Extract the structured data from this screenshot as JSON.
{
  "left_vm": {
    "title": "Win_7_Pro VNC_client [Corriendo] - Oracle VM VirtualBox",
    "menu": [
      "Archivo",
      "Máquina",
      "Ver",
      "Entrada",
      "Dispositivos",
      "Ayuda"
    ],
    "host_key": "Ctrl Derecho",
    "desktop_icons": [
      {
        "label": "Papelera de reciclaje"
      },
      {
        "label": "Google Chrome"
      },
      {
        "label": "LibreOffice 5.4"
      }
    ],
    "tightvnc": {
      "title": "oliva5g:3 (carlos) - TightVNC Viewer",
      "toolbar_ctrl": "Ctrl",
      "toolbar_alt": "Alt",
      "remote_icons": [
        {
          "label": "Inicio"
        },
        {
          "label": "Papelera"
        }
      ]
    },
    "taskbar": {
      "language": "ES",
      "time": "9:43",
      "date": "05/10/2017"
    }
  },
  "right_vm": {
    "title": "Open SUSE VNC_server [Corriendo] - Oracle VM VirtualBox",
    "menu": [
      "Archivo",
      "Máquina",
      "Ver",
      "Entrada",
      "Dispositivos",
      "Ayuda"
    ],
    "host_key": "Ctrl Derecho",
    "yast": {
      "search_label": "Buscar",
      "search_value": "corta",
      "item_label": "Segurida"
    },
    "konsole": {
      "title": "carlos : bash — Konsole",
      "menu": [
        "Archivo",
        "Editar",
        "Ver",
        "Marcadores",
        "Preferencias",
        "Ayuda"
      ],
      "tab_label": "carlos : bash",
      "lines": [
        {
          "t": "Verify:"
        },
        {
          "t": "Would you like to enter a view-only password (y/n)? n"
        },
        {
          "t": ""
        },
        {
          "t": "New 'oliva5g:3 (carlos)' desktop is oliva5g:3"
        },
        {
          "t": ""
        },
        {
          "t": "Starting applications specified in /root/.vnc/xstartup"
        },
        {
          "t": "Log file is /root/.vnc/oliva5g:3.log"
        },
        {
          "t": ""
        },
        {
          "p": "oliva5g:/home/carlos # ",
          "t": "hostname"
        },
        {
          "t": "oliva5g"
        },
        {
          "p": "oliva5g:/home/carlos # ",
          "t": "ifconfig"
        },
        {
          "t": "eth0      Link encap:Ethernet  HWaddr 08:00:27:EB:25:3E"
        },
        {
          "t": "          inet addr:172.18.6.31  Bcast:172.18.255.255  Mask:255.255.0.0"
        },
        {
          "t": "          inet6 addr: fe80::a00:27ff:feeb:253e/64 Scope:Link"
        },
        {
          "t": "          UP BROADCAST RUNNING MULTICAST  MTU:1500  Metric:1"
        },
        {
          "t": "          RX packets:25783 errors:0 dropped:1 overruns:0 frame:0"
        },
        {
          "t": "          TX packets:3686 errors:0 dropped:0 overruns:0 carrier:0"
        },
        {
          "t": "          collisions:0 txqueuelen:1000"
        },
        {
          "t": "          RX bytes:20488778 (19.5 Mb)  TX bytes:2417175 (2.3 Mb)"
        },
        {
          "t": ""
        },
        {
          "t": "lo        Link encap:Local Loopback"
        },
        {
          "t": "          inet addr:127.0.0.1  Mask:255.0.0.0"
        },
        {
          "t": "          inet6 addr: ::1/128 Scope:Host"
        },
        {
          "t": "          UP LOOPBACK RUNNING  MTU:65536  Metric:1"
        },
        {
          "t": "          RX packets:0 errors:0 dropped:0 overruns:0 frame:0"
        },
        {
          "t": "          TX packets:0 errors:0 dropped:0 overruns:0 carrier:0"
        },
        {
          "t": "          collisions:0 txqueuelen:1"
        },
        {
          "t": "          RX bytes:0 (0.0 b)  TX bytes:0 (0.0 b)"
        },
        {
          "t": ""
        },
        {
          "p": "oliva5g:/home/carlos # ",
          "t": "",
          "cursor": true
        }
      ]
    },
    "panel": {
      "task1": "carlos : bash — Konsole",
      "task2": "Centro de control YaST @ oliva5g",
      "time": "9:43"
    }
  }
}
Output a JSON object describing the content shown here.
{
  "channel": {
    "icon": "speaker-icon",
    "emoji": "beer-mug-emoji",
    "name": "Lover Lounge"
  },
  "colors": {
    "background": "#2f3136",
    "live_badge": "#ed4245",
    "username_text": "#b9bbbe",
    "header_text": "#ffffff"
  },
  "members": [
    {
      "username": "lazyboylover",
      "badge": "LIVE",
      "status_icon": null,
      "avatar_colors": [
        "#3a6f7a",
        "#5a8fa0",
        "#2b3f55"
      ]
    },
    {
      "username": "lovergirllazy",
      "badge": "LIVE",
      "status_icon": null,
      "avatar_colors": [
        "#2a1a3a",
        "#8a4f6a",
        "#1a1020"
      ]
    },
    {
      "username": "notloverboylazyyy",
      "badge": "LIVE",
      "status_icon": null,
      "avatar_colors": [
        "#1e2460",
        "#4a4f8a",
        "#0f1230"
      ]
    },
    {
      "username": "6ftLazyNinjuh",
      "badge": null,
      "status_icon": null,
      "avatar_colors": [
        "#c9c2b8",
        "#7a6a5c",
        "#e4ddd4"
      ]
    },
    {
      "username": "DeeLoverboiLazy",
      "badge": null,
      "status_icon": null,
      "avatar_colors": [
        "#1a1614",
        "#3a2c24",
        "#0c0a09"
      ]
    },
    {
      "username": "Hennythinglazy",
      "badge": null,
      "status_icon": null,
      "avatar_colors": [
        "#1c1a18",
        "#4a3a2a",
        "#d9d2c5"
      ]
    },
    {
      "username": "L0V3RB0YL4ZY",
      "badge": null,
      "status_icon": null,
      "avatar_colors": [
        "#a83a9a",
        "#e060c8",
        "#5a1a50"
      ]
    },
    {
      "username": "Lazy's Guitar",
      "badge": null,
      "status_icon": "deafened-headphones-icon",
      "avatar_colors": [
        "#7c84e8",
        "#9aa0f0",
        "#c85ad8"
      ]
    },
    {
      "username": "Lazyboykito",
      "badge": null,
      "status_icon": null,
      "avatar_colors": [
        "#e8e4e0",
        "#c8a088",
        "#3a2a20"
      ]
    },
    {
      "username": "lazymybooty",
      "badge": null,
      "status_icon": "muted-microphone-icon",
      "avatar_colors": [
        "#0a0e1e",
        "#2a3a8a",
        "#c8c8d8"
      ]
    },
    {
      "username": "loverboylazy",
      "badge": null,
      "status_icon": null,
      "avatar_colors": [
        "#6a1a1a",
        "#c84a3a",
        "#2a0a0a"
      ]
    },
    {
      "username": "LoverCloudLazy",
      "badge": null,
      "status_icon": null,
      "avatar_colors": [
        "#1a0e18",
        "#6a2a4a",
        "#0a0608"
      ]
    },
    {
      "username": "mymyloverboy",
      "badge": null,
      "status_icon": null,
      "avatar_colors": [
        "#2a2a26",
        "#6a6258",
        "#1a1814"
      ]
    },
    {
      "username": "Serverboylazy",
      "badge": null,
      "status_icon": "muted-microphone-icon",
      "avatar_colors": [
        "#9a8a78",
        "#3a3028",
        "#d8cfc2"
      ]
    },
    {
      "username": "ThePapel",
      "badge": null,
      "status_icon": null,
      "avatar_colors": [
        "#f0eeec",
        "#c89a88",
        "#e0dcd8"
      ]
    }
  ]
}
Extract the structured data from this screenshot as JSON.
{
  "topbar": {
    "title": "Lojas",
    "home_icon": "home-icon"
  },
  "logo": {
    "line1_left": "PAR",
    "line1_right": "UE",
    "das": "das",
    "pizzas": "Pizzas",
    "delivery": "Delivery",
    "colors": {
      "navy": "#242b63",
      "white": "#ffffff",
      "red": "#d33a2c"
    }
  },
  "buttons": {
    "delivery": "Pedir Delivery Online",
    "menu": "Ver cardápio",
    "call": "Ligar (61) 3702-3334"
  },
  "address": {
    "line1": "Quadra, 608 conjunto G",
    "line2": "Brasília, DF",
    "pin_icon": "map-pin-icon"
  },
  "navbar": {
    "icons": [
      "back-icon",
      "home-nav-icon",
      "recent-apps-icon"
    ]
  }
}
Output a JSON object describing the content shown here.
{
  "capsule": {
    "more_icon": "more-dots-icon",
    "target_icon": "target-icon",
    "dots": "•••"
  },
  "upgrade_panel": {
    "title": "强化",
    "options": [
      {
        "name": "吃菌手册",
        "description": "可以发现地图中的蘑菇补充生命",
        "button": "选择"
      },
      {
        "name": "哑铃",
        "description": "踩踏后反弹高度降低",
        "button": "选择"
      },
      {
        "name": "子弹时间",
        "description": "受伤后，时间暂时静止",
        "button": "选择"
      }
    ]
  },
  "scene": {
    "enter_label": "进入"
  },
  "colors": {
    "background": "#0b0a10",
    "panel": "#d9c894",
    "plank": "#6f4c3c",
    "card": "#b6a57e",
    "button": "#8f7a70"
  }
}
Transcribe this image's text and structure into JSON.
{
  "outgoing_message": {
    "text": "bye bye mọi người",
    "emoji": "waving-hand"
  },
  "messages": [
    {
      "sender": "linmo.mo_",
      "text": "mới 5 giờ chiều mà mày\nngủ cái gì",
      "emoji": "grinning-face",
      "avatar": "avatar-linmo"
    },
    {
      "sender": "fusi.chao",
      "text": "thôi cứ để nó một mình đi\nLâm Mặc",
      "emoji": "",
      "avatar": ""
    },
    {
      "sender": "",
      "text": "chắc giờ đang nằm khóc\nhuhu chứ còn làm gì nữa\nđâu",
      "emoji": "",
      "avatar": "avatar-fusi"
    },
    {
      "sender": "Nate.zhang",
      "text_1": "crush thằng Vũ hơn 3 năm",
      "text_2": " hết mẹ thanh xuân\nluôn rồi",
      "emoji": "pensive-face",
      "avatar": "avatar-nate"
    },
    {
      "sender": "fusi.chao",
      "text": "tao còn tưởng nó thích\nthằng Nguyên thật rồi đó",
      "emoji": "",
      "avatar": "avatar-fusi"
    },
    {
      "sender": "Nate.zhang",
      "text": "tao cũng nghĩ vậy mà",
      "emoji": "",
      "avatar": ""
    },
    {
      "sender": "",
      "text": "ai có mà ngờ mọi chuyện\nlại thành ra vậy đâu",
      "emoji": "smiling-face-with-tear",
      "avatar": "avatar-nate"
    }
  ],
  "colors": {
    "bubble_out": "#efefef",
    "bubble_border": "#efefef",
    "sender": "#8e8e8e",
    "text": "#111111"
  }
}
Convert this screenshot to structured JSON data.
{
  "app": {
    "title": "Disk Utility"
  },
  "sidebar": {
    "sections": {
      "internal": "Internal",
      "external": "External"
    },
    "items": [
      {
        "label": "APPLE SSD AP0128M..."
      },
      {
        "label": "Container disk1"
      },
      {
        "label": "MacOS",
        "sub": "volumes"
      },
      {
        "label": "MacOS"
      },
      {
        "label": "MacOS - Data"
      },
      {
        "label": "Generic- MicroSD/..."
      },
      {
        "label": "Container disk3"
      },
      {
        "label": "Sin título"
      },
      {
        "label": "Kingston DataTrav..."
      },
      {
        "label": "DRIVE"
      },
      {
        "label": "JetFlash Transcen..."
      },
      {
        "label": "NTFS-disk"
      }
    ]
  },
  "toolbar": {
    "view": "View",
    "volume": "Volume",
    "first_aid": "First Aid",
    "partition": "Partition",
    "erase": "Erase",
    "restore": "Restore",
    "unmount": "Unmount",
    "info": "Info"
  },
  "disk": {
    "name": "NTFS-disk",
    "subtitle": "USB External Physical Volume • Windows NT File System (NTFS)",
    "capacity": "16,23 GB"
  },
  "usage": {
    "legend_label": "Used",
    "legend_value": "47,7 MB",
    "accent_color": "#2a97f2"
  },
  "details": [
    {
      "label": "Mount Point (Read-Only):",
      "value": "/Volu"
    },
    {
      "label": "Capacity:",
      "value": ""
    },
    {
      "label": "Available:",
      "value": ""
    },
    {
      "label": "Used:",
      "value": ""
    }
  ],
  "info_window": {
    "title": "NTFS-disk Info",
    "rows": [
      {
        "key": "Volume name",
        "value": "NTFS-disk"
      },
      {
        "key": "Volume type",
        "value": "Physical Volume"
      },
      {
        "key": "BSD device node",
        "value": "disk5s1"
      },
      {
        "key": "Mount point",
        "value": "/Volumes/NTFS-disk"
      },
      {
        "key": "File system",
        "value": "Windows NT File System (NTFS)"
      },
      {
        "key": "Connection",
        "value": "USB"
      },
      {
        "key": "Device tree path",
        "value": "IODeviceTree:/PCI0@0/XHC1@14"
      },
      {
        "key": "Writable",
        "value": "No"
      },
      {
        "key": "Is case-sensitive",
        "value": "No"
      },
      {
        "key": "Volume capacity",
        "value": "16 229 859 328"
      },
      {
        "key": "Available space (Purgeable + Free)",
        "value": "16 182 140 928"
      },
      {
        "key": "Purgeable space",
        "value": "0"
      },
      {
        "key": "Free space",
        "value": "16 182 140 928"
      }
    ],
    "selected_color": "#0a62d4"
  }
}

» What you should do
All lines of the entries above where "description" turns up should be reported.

» Your solution
        "description": "可以发现地图中的蘑菇补充生命",
        "description": "踩踏后反弹高度降低",
        "description": "受伤后，时间暂时静止",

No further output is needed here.